1. Use strong passwords. Your factory supplied default password is part on an online catalog of passwords. Replace it with a strong password. Here are some simple tips:
Do not use number combinations of birthdays, your address nor phone number. This information is easily searchable.
Choose a strong password by intentionally misspelling words. For example, use “ofkors” for “of course”. Better yet, use a series of words and memory technique to help you remember your password. For example, if you like to play soccer, rather than the password “PlaySoccer” use “ILtPs”. The latter is an acronym for “I love to play soccer”, with a combination of upper and lower-case letters.
Use a password manager: It's smart to create different passwords for different accounts. But how in the world, are you going to remember all those passwords! You do not have to. Just remember a single, super-strong master password that unlocks a password manager. The best ones are 1Password, LastPass, and Dashlane.
2. Turn on two-factor authentication where you can. Hackers will need both your password and access to a “second factor”, like your phone, to break in. Protect your social media, mail and especially bank accounts. Use this two-step authentication process. Do a Google search for “two-factor authentication” and the website or app’s name. This will direct you to a how-to page for setting up.
Once you are set up, there are 3 possible implementations of two-factor authentication:
Text messages: When you put in your password, a text message will be sent to your phone number. Use the code you will receive to additionally authenticate yourself.
Apps: The biggest online players like Google, Apple and Amazon provide extra security. When you try to sign onto Google in a new computer, you’ll get a message on your phone.
Code generators: generate a code every 60 seconds. Old fashion USB dongles still exist. Convenient digital versions like YubiKey and Semantec VIP Access are becoming more popular.
3. Choose a secure router name: Avoid anything too obvious, such as your family name or home address. Choose a random and obscure name to prevent attackers targeting you. It also makes it harder to guess passwords if the router name gives no hints about who the owner may be.
4. Check your security settings and update device software as needed. Find a balance between convenience and possibly increasing security risks. Re-evaluate your settings when you install a new software version. Make sure they are still appropriate.
Update device software. Leverage fixes to vulnerabilities that would protect you. You can download software updates from vendor websites. Download only from trusted vendor sites. Do not trust a link in an email message. Attackers have used links to websites hosting malicious files disguised as legitimate updates.
5. Connect carefully. A device connected to the internet is also connected to millions of other computers. This allows attackers to access your device and home network. Ask yourself: “is continuous internet connectivity needed?”
6. Get a 24/7 hacker monitoring and alert system. For added peace of mind, invest in one. Make sure it is simple to set-up and use, completely wireless for less hassle and affordable.

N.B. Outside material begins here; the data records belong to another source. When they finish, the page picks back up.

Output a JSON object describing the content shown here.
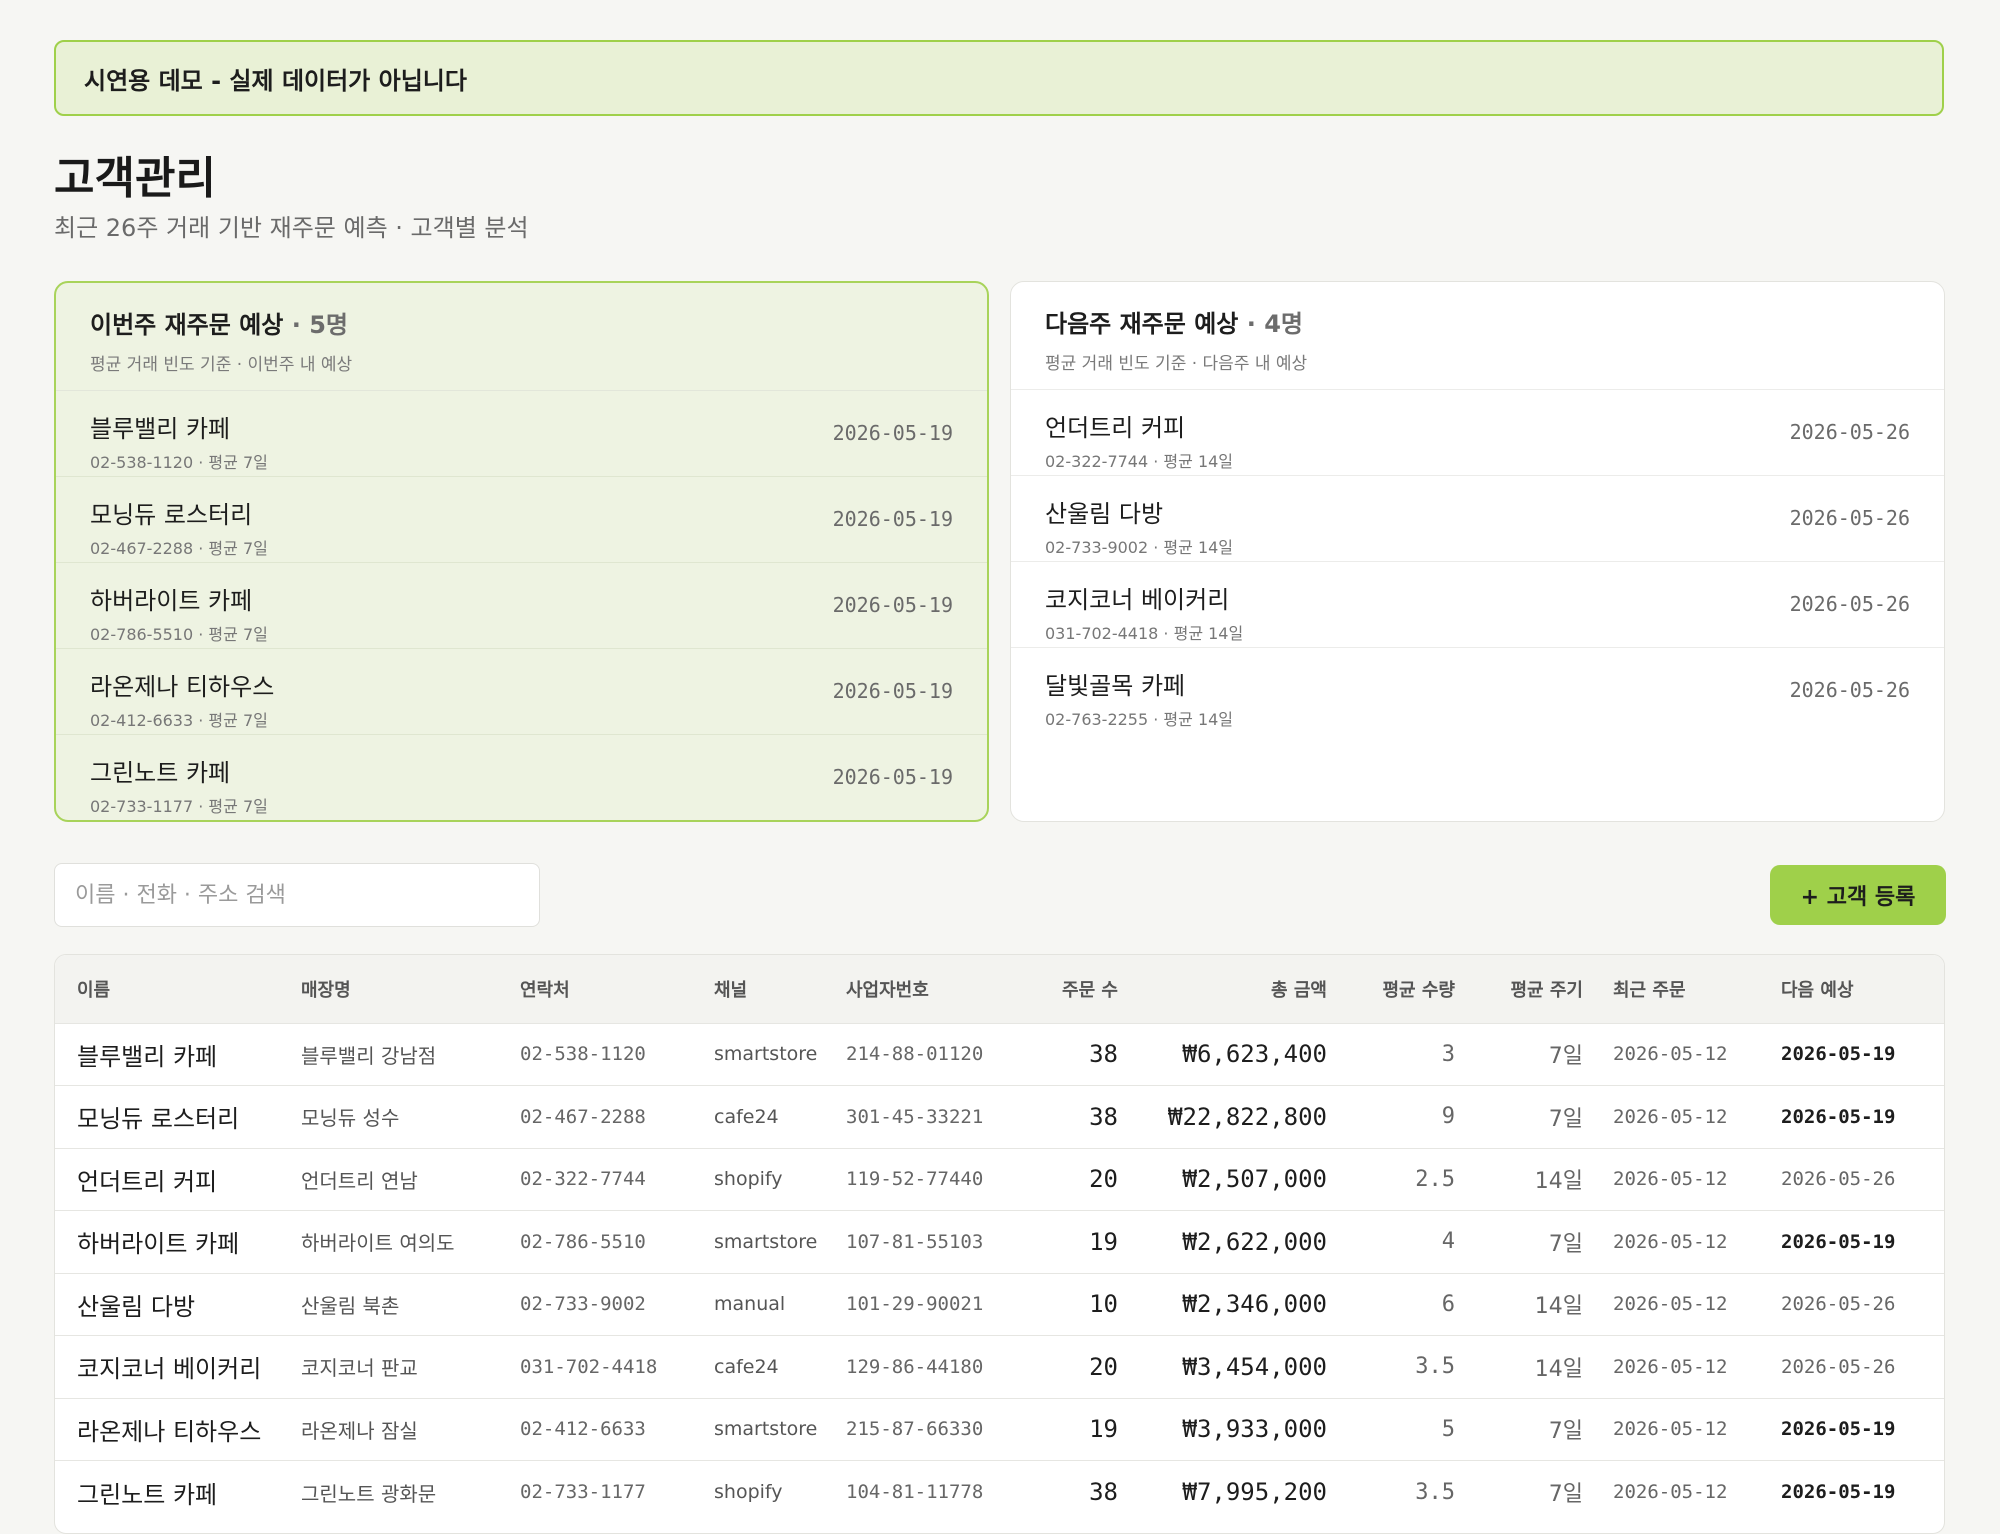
{
  "banner": "시연용 데모 - 실제 데이터가 아닙니다",
  "page": {
    "title": "고객관리",
    "subtitle": "최근 26주 거래 기반 재주문 예측 · 고객별 분석"
  },
  "this_week": {
    "title": "이번주 재주문 예상",
    "count": "· 5명",
    "subtitle": "평균 거래 빈도 기준 · 이번주 내 예상",
    "items": [
      {
        "name": "블루밸리 카페",
        "meta": "02-538-1120 · 평균 7일",
        "date": "2026-05-19"
      },
      {
        "name": "모닝듀 로스터리",
        "meta": "02-467-2288 · 평균 7일",
        "date": "2026-05-19"
      },
      {
        "name": "하버라이트 카페",
        "meta": "02-786-5510 · 평균 7일",
        "date": "2026-05-19"
      },
      {
        "name": "라온제나 티하우스",
        "meta": "02-412-6633 · 평균 7일",
        "date": "2026-05-19"
      },
      {
        "name": "그린노트 카페",
        "meta": "02-733-1177 · 평균 7일",
        "date": "2026-05-19"
      }
    ]
  },
  "next_week": {
    "title": "다음주 재주문 예상",
    "count": "· 4명",
    "subtitle": "평균 거래 빈도 기준 · 다음주 내 예상",
    "items": [
      {
        "name": "언더트리 커피",
        "meta": "02-322-7744 · 평균 14일",
        "date": "2026-05-26"
      },
      {
        "name": "산울림 다방",
        "meta": "02-733-9002 · 평균 14일",
        "date": "2026-05-26"
      },
      {
        "name": "코지코너 베이커리",
        "meta": "031-702-4418 · 평균 14일",
        "date": "2026-05-26"
      },
      {
        "name": "달빛골목 카페",
        "meta": "02-763-2255 · 평균 14일",
        "date": "2026-05-26"
      }
    ]
  },
  "search": {
    "placeholder": "이름 · 전화 · 주소 검색",
    "value": ""
  },
  "add_button": "+ 고객 등록",
  "table": {
    "headers": [
      "이름",
      "매장명",
      "연락처",
      "채널",
      "사업자번호",
      "주문 수",
      "총 금액",
      "평균 수량",
      "평균 주기",
      "최근 주문",
      "다음 예상"
    ],
    "rows": [
      {
        "name": "블루밸리 카페",
        "store": "블루밸리 강남점",
        "phone": "02-538-1120",
        "channel": "smartstore",
        "biz": "214-88-01120",
        "orders": "38",
        "amount": "₩6,623,400",
        "qty": "3",
        "cycle": "7일",
        "last": "2026-05-12",
        "next": "2026-05-19",
        "next_soon": true
      },
      {
        "name": "모닝듀 로스터리",
        "store": "모닝듀 성수",
        "phone": "02-467-2288",
        "channel": "cafe24",
        "biz": "301-45-33221",
        "orders": "38",
        "amount": "₩22,822,800",
        "qty": "9",
        "cycle": "7일",
        "last": "2026-05-12",
        "next": "2026-05-19",
        "next_soon": true
      },
      {
        "name": "언더트리 커피",
        "store": "언더트리 연남",
        "phone": "02-322-7744",
        "channel": "shopify",
        "biz": "119-52-77440",
        "orders": "20",
        "amount": "₩2,507,000",
        "qty": "2.5",
        "cycle": "14일",
        "last": "2026-05-12",
        "next": "2026-05-26",
        "next_soon": false
      },
      {
        "name": "하버라이트 카페",
        "store": "하버라이트 여의도",
        "phone": "02-786-5510",
        "channel": "smartstore",
        "biz": "107-81-55103",
        "orders": "19",
        "amount": "₩2,622,000",
        "qty": "4",
        "cycle": "7일",
        "last": "2026-05-12",
        "next": "2026-05-19",
        "next_soon": true
      },
      {
        "name": "산울림 다방",
        "store": "산울림 북촌",
        "phone": "02-733-9002",
        "channel": "manual",
        "biz": "101-29-90021",
        "orders": "10",
        "amount": "₩2,346,000",
        "qty": "6",
        "cycle": "14일",
        "last": "2026-05-12",
        "next": "2026-05-26",
        "next_soon": false
      },
      {
        "name": "코지코너 베이커리",
        "store": "코지코너 판교",
        "phone": "031-702-4418",
        "channel": "cafe24",
        "biz": "129-86-44180",
        "orders": "20",
        "amount": "₩3,454,000",
        "qty": "3.5",
        "cycle": "14일",
        "last": "2026-05-12",
        "next": "2026-05-26",
        "next_soon": false
      },
      {
        "name": "라온제나 티하우스",
        "store": "라온제나 잠실",
        "phone": "02-412-6633",
        "channel": "smartstore",
        "biz": "215-87-66330",
        "orders": "19",
        "amount": "₩3,933,000",
        "qty": "5",
        "cycle": "7일",
        "last": "2026-05-12",
        "next": "2026-05-19",
        "next_soon": true
      },
      {
        "name": "그린노트 카페",
        "store": "그린노트 광화문",
        "phone": "02-733-1177",
        "channel": "shopify",
        "biz": "104-81-11778",
        "orders": "38",
        "amount": "₩7,995,200",
        "qty": "3.5",
        "cycle": "7일",
        "last": "2026-05-12",
        "next": "2026-05-19",
        "next_soon": true
      }
    ]
  },
  "colors": {
    "accent": "#9fd04a",
    "accent_bg": "#e9f1d6",
    "card_this_bg": "#eef3e2"
  }
}
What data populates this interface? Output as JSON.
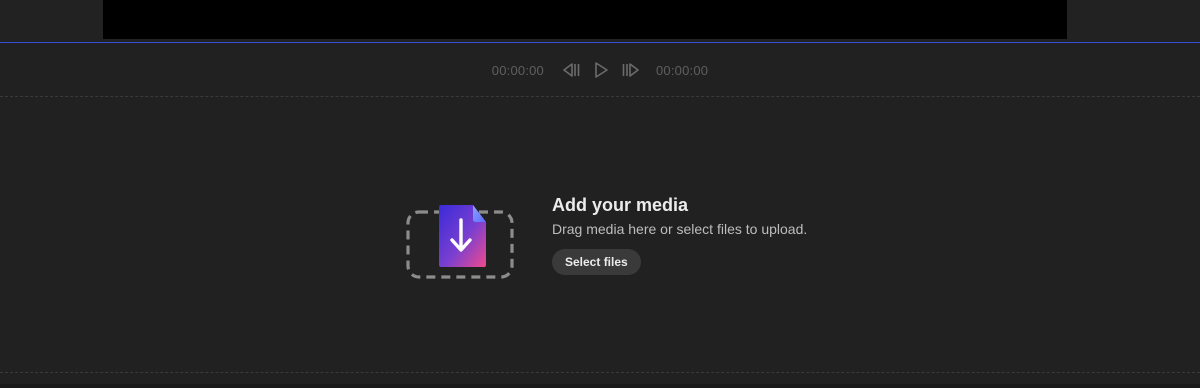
{
  "transport": {
    "current_time": "00:00:00",
    "total_time": "00:00:00",
    "icons": [
      "step-back-icon",
      "play-icon",
      "step-forward-icon"
    ]
  },
  "upload": {
    "icon": "file-download-icon",
    "title": "Add your media",
    "subtitle": "Drag media here or select files to upload.",
    "button_label": "Select files"
  },
  "colors": {
    "background": "#212121",
    "preview": "#000000",
    "playhead": "#3b4fd6",
    "button_bg": "#3a3a3a"
  }
}
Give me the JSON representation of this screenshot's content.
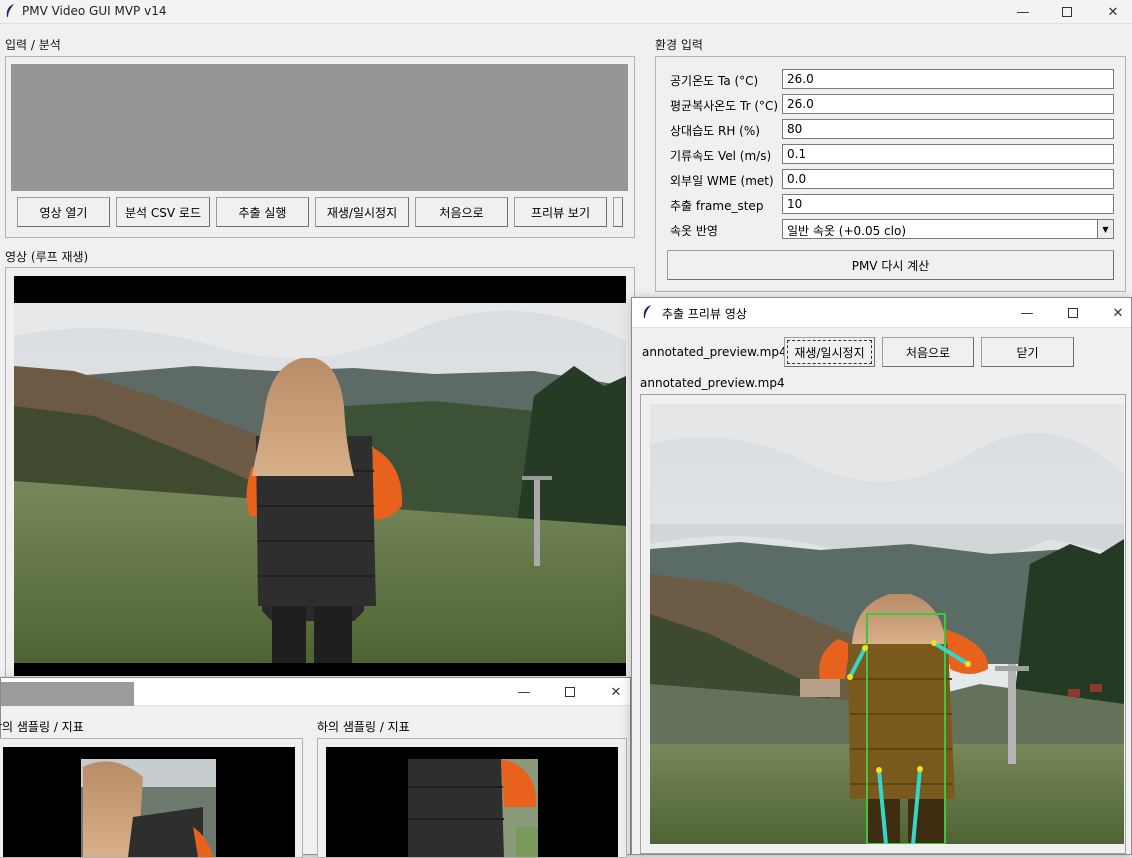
{
  "window": {
    "title": "PMV Video GUI MVP v14"
  },
  "input_section": {
    "label": "입력 / 분석",
    "buttons": [
      "영상 열기",
      "분석 CSV 로드",
      "추출 실행",
      "재생/일시정지",
      "처음으로",
      "프리뷰 보기"
    ]
  },
  "env_section": {
    "label": "환경 입력",
    "fields": [
      {
        "label": "공기온도 Ta (°C)",
        "value": "26.0"
      },
      {
        "label": "평균복사온도 Tr (°C)",
        "value": "26.0"
      },
      {
        "label": "상대습도 RH (%)",
        "value": "80"
      },
      {
        "label": "기류속도 Vel (m/s)",
        "value": "0.1"
      },
      {
        "label": "외부일 WME (met)",
        "value": "0.0"
      },
      {
        "label": "추출 frame_step",
        "value": "10"
      }
    ],
    "clothing": {
      "label": "속옷 반영",
      "value": "일반 속옷 (+0.05 clo)"
    },
    "recalc_button": "PMV 다시 계산"
  },
  "video_section": {
    "label": "영상 (루프 재생)"
  },
  "sampling_window": {
    "upper_label": "상의 샘플링 / 지표",
    "lower_label": "하의 샘플링 / 지표"
  },
  "preview_window": {
    "title": "추출 프리뷰 영상",
    "filename": "annotated_preview.mp4",
    "path_label": "annotated_preview.mp4",
    "play_button": "재생/일시정지",
    "restart_button": "처음으로",
    "close_button": "닫기"
  },
  "colors": {
    "skeleton": "#33d6c8",
    "bbox": "#3fc53f",
    "joint": "#f0e020"
  }
}
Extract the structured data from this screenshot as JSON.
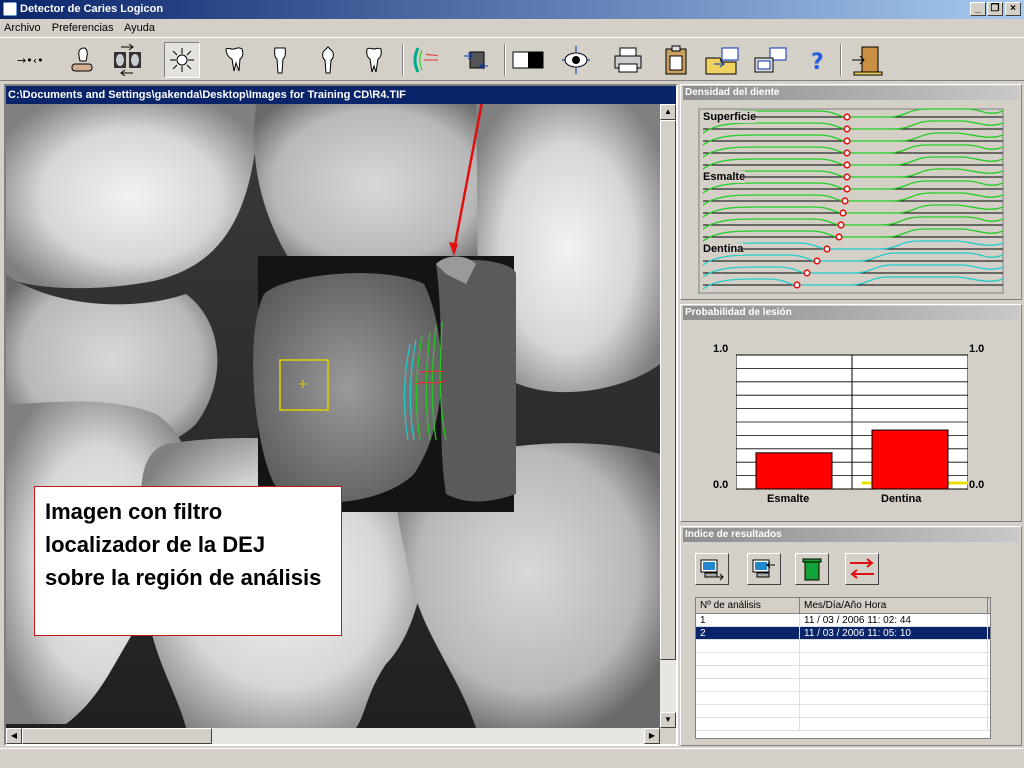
{
  "window": {
    "title": "Detector de Caries Logicon"
  },
  "menu": {
    "items": [
      "Archivo",
      "Preferencias",
      "Ayuda"
    ]
  },
  "toolbar": {
    "tools": [
      "arrows-left-icon",
      "hand-tooth-icon",
      "compare-images-icon",
      "light-filter-icon",
      "molar-icon",
      "incisor-icon",
      "canine-icon",
      "premolar-icon",
      "dej-filter-icon",
      "flip-icon",
      "contrast-icon",
      "target-eye-icon",
      "printer-icon",
      "clipboard-icon",
      "export-folder-icon",
      "export-image-icon",
      "help-icon",
      "exit-icon"
    ]
  },
  "image": {
    "path": "C:\\Documents and Settings\\gakenda\\Desktop\\Images for Training CD\\R4.TIF"
  },
  "callout": {
    "text": "Imagen con filtro localizador de la DEJ sobre la región de análisis"
  },
  "density": {
    "title": "Densidad del diente",
    "labels": {
      "surface": "Superficie",
      "enamel": "Esmalte",
      "dentin": "Dentina"
    },
    "colors": {
      "enamel": "#22cc22",
      "dentin": "#22cccc",
      "marker": "#e01010"
    }
  },
  "probability": {
    "title": "Probabilidad de lesión",
    "ymax_left": "1.0",
    "ymax_right": "1.0",
    "ymin_left": "0.0",
    "ymin_right": "0.0",
    "bars": [
      {
        "label": "Esmalte",
        "value": 0.27
      },
      {
        "label": "Dentina",
        "value": 0.44
      }
    ],
    "threshold_color": "#e8e000",
    "bar_color": "#ff0000"
  },
  "results": {
    "title": "Indice de resultados",
    "columns": [
      "Nº de análisis",
      "Mes/Día/Año  Hora"
    ],
    "rows": [
      {
        "n": "1",
        "date": "11 / 03 / 2006   11: 02: 44",
        "selected": false
      },
      {
        "n": "2",
        "date": "11 / 03 / 2006   11: 05: 10",
        "selected": true
      }
    ]
  }
}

We all love the conveniences our connected devices provide. We also want the peace of mind that they remain secure. Our smart homes should also be safe homes. As we free ourselves from worry, we free up more time to spend on things that we truly enjoy – like friends and family.
And isn’t that what life is about!